Sandford Rocks is north east of Westonia and can be accessed via Boodarockin Road.
Pets are prohibited on the reserve and there are few facilities besides an information shelter and bird hide.
The black flanked rock wallaby is known to inhabit the reserve where boulders, rocky crevices and caves make an ideal refuge.
The wallabies have specially adapted feet that are covered with rough granulations for extra grip of rocky surfaces.
The wallabies used to be common but predation by foxes and cats as well as habitat loss have contributed to there now being just a few
scattered and isolated populations in areas similar to Sandford Rocks.
Sandford Rocks is part of the Yilgarn Craton, a rock formation made up of granite that is estimated to be 2600 million years old.
This vast expanse of granite extends for thousands of metres below the surface and is seen when erosion allows higher formations to

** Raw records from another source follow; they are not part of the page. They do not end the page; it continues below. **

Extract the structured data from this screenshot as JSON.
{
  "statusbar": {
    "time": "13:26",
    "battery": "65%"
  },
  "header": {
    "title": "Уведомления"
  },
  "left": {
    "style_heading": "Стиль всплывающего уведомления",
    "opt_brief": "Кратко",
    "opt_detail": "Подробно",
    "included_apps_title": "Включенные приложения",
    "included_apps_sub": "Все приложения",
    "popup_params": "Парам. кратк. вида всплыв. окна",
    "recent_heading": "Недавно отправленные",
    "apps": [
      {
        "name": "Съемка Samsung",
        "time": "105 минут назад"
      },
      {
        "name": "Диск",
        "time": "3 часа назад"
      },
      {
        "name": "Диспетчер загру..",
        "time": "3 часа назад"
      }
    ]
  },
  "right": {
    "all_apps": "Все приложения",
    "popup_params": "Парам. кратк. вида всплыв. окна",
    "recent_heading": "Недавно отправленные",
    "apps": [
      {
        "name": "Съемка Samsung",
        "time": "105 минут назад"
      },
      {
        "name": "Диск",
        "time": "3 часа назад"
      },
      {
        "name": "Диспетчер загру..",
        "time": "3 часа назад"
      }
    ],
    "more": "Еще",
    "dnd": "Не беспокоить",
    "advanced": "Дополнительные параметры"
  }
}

extend above the land's surface.
There are many hundreds of these outcrops scattered across the wheatbelt of Western Australia.

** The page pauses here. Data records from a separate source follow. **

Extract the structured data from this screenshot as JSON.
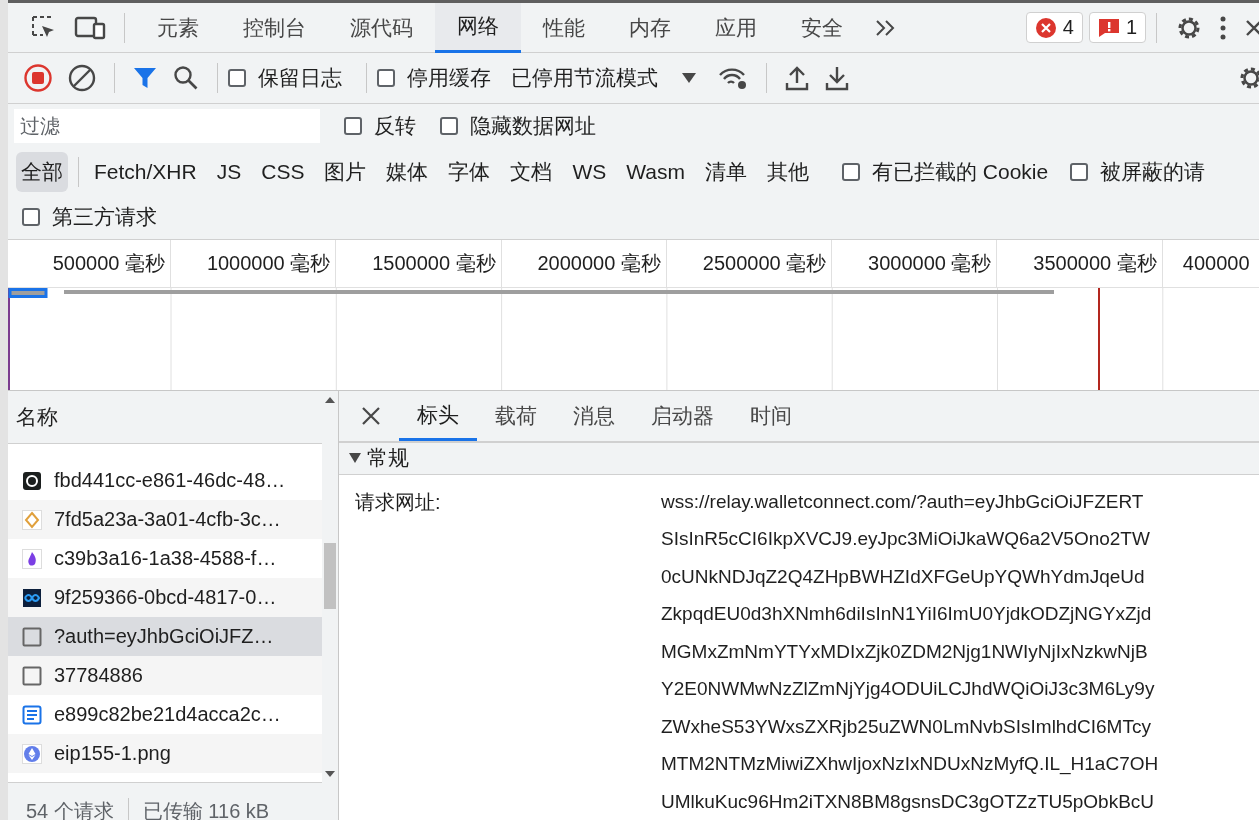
{
  "tabs": [
    {
      "label": "元素",
      "selected": false
    },
    {
      "label": "控制台",
      "selected": false
    },
    {
      "label": "源代码",
      "selected": false
    },
    {
      "label": "网络",
      "selected": true
    },
    {
      "label": "性能",
      "selected": false
    },
    {
      "label": "内存",
      "selected": false
    },
    {
      "label": "应用",
      "selected": false
    },
    {
      "label": "安全",
      "selected": false
    }
  ],
  "error_count": "4",
  "issue_count": "1",
  "toolbar": {
    "recording": true,
    "filter_active": true,
    "options": [
      {
        "label": "保留日志",
        "checked": false
      },
      {
        "label": "停用缓存",
        "checked": false
      }
    ],
    "throttling": "已停用节流模式"
  },
  "filter": {
    "placeholder": "过滤",
    "options": [
      {
        "label": "反转",
        "checked": false
      },
      {
        "label": "隐藏数据网址",
        "checked": false
      }
    ]
  },
  "types": [
    {
      "label": "全部",
      "selected": true
    },
    {
      "label": "Fetch/XHR",
      "selected": false
    },
    {
      "label": "JS",
      "selected": false
    },
    {
      "label": "CSS",
      "selected": false
    },
    {
      "label": "图片",
      "selected": false
    },
    {
      "label": "媒体",
      "selected": false
    },
    {
      "label": "字体",
      "selected": false
    },
    {
      "label": "文档",
      "selected": false
    },
    {
      "label": "WS",
      "selected": false
    },
    {
      "label": "Wasm",
      "selected": false
    },
    {
      "label": "清单",
      "selected": false
    },
    {
      "label": "其他",
      "selected": false
    }
  ],
  "type_options": [
    {
      "label": "有已拦截的 Cookie",
      "checked": false
    },
    {
      "label": "被屏蔽的请",
      "checked": false
    }
  ],
  "third_party": {
    "label": "第三方请求",
    "checked": false
  },
  "timeline": {
    "ticks": [
      "500000 毫秒",
      "1000000 毫秒",
      "1500000 毫秒",
      "2000000 毫秒",
      "2500000 毫秒",
      "3000000 毫秒",
      "3500000 毫秒",
      "400000"
    ]
  },
  "requests": {
    "header": "名称",
    "rows": [
      {
        "name": "fbd441cc-e861-46dc-48…",
        "kind": "dark",
        "selected": false
      },
      {
        "name": "7fd5a23a-3a01-4cfb-3c…",
        "kind": "gold",
        "selected": false
      },
      {
        "name": "c39b3a16-1a38-4588-f…",
        "kind": "flame",
        "selected": false
      },
      {
        "name": "9f259366-0bcd-4817-0…",
        "kind": "loop",
        "selected": false
      },
      {
        "name": "?auth=eyJhbGciOiJFZ…",
        "kind": "blank",
        "selected": true
      },
      {
        "name": "37784886",
        "kind": "blank",
        "selected": false
      },
      {
        "name": "e899c82be21d4acca2c…",
        "kind": "doc",
        "selected": false
      },
      {
        "name": "eip155-1.png",
        "kind": "eth",
        "selected": false
      }
    ],
    "summary": [
      "54 个请求",
      "已传输 116 kB"
    ]
  },
  "details": {
    "tabs": [
      {
        "label": "标头",
        "selected": true
      },
      {
        "label": "载荷",
        "selected": false
      },
      {
        "label": "消息",
        "selected": false
      },
      {
        "label": "启动器",
        "selected": false
      },
      {
        "label": "时间",
        "selected": false
      }
    ],
    "section": {
      "title": "常规",
      "expanded": true,
      "label": "请求网址:",
      "value_lines": [
        "wss://relay.walletconnect.com/?auth=eyJhbGciOiJFZERT",
        "SIsInR5cCI6IkpXVCJ9.eyJpc3MiOiJkaWQ6a2V5Ono2TW",
        "0cUNkNDJqZ2Q4ZHpBWHZIdXFGeUpYQWhYdmJqeUd",
        "ZkpqdEU0d3hXNmh6diIsInN1YiI6ImU0YjdkODZjNGYxZjd",
        "MGMxZmNmYTYxMDIxZjk0ZDM2Njg1NWIyNjIxNzkwNjB",
        "Y2E0NWMwNzZlZmNjYjg4ODUiLCJhdWQiOiJ3c3M6Ly9y",
        "ZWxheS53YWxsZXRjb25uZWN0LmNvbSIsImlhdCI6MTcy",
        "MTM2NTMzMiwiZXhwIjoxNzIxNDUxNzMyfQ.IL_H1aC7OH",
        "UMlkuKuc96Hm2iTXN8BM8gsnsDC3gOTZzTU5pObkBcU"
      ]
    }
  }
}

Some of the well known rock formation in the wheatbelt.
Before European settlement, rock outcrops were important to the Aboriginal people as a source of food, water and shelter.
Today the reserves protect an array of flora and fauna and it is important to leave things as you find them.
There is a fad today of placing rocks, one on top of the other to produce balanced rock structures. These may appear attractive but
they disrupt the native habitats of small creatures like lizards and insects. PLEASE DO NOT disturb rocks in this way when visiting our bush land.
There is a 2.5km walk trail loop that leads across the granite outcrop to a natural amphitheatre.
Best time to visit: